SUPPLIED MATERIAL:
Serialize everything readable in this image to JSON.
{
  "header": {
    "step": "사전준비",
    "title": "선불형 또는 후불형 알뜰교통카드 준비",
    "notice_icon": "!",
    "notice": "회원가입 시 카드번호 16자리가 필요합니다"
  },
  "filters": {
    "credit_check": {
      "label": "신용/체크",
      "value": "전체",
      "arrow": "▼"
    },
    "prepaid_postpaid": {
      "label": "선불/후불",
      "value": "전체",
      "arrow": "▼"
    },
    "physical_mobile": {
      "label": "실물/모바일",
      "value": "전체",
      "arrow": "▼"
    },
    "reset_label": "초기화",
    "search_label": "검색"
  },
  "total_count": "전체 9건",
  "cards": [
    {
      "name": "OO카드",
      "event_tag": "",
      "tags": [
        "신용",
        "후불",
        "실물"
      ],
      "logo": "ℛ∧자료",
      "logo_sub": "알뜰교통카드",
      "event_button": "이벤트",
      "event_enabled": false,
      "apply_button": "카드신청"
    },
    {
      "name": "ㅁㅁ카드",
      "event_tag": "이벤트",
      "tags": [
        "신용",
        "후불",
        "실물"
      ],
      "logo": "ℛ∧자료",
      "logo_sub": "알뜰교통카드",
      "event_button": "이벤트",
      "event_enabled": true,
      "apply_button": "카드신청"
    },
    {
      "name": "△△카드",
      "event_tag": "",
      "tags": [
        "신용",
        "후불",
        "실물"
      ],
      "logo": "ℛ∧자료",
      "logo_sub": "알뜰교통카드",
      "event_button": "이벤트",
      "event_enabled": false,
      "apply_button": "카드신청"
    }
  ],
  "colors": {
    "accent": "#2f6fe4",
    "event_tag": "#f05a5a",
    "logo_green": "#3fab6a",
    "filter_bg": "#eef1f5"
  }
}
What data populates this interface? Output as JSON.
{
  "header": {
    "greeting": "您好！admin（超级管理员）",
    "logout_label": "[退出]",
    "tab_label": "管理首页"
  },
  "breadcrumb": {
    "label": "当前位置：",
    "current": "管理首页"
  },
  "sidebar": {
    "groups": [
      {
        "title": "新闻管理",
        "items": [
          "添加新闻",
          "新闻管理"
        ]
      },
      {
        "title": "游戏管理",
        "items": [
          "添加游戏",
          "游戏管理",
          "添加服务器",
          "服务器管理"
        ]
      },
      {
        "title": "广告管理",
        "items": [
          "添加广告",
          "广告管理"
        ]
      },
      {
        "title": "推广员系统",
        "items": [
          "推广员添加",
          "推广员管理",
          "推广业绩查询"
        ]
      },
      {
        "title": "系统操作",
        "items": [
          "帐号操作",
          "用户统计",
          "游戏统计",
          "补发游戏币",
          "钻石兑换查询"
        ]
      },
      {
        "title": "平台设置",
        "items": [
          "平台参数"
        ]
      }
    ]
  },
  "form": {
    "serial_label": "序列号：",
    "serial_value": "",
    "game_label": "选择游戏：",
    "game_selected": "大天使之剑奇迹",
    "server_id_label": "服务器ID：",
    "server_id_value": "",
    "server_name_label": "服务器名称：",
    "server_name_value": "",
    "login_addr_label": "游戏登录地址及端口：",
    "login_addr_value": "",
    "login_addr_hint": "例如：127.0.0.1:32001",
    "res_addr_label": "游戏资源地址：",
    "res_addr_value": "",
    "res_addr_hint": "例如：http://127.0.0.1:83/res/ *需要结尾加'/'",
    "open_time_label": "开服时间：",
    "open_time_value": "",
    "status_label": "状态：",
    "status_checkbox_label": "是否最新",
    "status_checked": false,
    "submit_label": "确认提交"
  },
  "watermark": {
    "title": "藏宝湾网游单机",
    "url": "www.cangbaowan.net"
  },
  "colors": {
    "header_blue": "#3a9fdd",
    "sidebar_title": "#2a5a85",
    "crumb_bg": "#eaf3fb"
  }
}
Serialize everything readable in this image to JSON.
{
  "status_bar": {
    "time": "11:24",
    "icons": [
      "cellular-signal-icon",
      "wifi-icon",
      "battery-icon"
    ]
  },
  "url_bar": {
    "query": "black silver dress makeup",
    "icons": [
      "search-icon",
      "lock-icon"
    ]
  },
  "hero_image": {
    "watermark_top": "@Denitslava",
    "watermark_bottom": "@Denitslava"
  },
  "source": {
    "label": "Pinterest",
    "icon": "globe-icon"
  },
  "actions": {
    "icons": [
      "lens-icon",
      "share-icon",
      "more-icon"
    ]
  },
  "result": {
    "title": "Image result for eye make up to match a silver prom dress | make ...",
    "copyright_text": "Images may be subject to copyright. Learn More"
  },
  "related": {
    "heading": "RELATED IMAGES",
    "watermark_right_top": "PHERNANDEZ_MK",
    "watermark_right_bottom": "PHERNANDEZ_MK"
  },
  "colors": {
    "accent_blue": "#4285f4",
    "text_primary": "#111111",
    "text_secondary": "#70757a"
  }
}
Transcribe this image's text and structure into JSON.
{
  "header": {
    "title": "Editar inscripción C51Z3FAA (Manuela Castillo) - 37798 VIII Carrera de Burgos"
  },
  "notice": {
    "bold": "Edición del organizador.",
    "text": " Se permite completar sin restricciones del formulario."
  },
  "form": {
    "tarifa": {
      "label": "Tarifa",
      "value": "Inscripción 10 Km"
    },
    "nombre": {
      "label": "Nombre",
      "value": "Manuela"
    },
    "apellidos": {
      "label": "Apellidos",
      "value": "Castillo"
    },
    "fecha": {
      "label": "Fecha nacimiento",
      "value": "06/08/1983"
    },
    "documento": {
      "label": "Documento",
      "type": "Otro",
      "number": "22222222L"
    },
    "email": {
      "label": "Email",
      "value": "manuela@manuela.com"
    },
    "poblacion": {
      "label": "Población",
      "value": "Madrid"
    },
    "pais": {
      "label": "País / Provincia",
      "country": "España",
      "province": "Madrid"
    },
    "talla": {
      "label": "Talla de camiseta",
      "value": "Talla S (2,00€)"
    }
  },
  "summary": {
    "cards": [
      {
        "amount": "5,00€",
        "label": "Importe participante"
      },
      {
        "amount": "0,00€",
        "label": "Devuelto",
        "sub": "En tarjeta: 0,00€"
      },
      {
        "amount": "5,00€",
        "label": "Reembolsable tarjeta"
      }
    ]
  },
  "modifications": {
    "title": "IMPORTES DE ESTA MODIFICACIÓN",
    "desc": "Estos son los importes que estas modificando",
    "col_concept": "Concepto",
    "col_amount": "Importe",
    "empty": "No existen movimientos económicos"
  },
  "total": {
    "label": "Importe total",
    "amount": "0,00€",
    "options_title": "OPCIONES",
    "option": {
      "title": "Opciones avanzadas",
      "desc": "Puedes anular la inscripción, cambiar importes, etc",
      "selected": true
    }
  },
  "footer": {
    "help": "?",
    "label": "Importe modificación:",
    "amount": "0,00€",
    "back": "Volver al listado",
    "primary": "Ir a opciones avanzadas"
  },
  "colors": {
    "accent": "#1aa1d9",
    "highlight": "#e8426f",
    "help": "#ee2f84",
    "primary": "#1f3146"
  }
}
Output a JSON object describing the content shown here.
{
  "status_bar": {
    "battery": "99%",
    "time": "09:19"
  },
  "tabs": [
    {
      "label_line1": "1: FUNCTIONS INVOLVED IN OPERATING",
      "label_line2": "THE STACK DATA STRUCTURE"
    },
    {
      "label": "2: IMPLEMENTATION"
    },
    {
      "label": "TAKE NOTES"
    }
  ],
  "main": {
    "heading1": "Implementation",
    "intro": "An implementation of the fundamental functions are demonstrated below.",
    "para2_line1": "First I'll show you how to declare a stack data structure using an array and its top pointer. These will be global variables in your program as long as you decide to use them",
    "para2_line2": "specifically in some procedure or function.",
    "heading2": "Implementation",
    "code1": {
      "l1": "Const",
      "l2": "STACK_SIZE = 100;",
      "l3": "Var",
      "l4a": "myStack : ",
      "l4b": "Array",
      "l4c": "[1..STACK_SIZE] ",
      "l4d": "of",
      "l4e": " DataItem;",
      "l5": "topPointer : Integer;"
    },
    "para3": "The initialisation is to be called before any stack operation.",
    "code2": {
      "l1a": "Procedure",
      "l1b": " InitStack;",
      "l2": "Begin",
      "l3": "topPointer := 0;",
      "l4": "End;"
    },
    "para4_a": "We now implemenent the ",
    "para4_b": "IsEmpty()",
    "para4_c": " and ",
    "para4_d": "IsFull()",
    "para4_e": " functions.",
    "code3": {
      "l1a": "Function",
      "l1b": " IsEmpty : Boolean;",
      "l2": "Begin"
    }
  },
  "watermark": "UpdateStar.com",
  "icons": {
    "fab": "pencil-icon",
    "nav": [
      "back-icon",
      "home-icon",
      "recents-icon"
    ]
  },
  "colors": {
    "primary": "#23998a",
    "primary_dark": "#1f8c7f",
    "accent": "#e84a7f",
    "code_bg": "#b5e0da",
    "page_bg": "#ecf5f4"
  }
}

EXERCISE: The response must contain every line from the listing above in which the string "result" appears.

OUTPUT BELOW:
  "result": {
    "title": "Image result for eye make up to match a silver prom dress | make ...",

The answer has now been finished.